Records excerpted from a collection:
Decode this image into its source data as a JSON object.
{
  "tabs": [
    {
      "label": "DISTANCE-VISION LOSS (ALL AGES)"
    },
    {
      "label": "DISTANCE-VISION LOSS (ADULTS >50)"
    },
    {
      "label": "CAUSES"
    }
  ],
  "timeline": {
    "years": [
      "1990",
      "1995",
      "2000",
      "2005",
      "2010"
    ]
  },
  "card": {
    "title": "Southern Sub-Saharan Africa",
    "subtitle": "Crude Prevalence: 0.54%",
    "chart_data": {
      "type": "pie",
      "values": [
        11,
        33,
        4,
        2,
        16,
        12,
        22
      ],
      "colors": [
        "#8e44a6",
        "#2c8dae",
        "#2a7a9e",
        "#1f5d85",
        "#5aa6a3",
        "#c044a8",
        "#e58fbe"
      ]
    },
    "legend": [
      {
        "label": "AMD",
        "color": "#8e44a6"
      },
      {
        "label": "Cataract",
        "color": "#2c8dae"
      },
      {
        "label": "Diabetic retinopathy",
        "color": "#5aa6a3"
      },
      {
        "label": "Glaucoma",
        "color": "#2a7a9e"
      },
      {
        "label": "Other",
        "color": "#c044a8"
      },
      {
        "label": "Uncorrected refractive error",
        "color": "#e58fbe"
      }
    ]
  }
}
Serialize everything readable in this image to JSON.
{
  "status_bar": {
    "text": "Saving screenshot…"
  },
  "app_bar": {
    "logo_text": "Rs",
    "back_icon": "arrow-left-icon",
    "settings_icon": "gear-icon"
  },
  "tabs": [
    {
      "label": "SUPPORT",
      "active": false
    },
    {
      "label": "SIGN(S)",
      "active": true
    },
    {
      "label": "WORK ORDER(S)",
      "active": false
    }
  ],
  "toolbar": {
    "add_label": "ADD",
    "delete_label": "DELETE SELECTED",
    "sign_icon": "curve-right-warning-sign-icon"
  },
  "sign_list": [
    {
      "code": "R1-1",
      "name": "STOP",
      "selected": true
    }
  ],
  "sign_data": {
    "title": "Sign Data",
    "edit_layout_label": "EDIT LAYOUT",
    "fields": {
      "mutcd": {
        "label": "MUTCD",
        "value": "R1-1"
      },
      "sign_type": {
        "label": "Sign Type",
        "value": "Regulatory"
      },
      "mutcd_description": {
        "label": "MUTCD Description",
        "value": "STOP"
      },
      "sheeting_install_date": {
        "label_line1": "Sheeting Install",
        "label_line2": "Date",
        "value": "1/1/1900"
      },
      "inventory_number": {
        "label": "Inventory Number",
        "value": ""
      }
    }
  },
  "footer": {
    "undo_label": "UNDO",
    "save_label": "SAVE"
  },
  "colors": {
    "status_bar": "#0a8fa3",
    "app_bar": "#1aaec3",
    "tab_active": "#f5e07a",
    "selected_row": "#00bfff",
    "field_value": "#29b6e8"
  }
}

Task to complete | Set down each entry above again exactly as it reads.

Written answer |
Decode this image into its source data as a JSON object.
{
  "tabs": [
    {
      "label": "DISTANCE-VISION LOSS (ALL AGES)"
    },
    {
      "label": "DISTANCE-VISION LOSS (ADULTS >50)"
    },
    {
      "label": "CAUSES"
    }
  ],
  "timeline": {
    "years": [
      "1990",
      "1995",
      "2000",
      "2005",
      "2010"
    ]
  },
  "card": {
    "title": "Southern Sub-Saharan Africa",
    "subtitle": "Crude Prevalence: 0.54%",
    "chart_data": {
      "type": "pie",
      "values": [
        11,
        33,
        4,
        2,
        16,
        12,
        22
      ],
      "colors": [
        "#8e44a6",
        "#2c8dae",
        "#2a7a9e",
        "#1f5d85",
        "#5aa6a3",
        "#c044a8",
        "#e58fbe"
      ]
    },
    "legend": [
      {
        "label": "AMD",
        "color": "#8e44a6"
      },
      {
        "label": "Cataract",
        "color": "#2c8dae"
      },
      {
        "label": "Diabetic retinopathy",
        "color": "#5aa6a3"
      },
      {
        "label": "Glaucoma",
        "color": "#2a7a9e"
      },
      {
        "label": "Other",
        "color": "#c044a8"
      },
      {
        "label": "Uncorrected refractive error",
        "color": "#e58fbe"
      }
    ]
  }
}
Serialize everything readable in this image to JSON.
{
  "status_bar": {
    "text": "Saving screenshot…"
  },
  "app_bar": {
    "logo_text": "Rs",
    "back_icon": "arrow-left-icon",
    "settings_icon": "gear-icon"
  },
  "tabs": [
    {
      "label": "SUPPORT",
      "active": false
    },
    {
      "label": "SIGN(S)",
      "active": true
    },
    {
      "label": "WORK ORDER(S)",
      "active": false
    }
  ],
  "toolbar": {
    "add_label": "ADD",
    "delete_label": "DELETE SELECTED",
    "sign_icon": "curve-right-warning-sign-icon"
  },
  "sign_list": [
    {
      "code": "R1-1",
      "name": "STOP",
      "selected": true
    }
  ],
  "sign_data": {
    "title": "Sign Data",
    "edit_layout_label": "EDIT LAYOUT",
    "fields": {
      "mutcd": {
        "label": "MUTCD",
        "value": "R1-1"
      },
      "sign_type": {
        "label": "Sign Type",
        "value": "Regulatory"
      },
      "mutcd_description": {
        "label": "MUTCD Description",
        "value": "STOP"
      },
      "sheeting_install_date": {
        "label_line1": "Sheeting Install",
        "label_line2": "Date",
        "value": "1/1/1900"
      },
      "inventory_number": {
        "label": "Inventory Number",
        "value": ""
      }
    }
  },
  "footer": {
    "undo_label": "UNDO",
    "save_label": "SAVE"
  },
  "colors": {
    "status_bar": "#0a8fa3",
    "app_bar": "#1aaec3",
    "tab_active": "#f5e07a",
    "selected_row": "#00bfff",
    "field_value": "#29b6e8"
  }
}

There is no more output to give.